App and web page records
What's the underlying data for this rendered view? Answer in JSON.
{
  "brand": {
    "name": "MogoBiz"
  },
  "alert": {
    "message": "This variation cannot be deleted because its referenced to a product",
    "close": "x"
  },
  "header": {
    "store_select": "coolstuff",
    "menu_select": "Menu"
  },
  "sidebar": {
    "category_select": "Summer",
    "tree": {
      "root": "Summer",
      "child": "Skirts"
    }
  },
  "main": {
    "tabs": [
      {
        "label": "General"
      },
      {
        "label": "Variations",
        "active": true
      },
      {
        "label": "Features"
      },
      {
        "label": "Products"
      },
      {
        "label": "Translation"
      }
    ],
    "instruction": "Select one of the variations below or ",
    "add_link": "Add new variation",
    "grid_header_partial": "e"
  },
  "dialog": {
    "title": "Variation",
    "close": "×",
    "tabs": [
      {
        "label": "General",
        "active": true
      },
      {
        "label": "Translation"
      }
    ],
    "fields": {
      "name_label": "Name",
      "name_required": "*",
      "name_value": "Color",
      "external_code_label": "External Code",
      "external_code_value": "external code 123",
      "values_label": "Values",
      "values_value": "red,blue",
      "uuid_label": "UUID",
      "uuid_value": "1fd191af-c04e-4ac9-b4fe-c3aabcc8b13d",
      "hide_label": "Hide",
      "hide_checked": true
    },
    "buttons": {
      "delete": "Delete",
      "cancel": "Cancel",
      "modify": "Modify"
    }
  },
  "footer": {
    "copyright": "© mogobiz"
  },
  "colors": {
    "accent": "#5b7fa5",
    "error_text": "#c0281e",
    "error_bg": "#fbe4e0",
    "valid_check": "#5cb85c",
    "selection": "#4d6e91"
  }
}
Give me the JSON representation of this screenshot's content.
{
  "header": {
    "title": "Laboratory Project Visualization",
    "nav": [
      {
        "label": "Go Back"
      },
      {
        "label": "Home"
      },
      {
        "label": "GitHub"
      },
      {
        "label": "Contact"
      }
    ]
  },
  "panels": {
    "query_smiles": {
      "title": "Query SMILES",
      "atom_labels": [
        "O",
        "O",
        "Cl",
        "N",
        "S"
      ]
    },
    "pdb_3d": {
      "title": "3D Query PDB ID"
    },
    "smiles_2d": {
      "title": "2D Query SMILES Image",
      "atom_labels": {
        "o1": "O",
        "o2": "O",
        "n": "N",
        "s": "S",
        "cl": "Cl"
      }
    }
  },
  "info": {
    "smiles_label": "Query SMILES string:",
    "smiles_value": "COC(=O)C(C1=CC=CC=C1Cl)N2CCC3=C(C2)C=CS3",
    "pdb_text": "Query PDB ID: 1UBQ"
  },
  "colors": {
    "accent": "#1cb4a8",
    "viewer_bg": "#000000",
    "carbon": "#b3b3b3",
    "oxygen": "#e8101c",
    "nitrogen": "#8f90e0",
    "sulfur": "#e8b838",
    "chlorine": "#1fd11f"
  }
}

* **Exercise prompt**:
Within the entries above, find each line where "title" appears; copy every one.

* **Solution to this exercise**:
    "title": "Variation",
    "title": "Laboratory Project Visualization",
      "title": "Query SMILES",
      "title": "3D Query PDB ID"
      "title": "2D Query SMILES Image",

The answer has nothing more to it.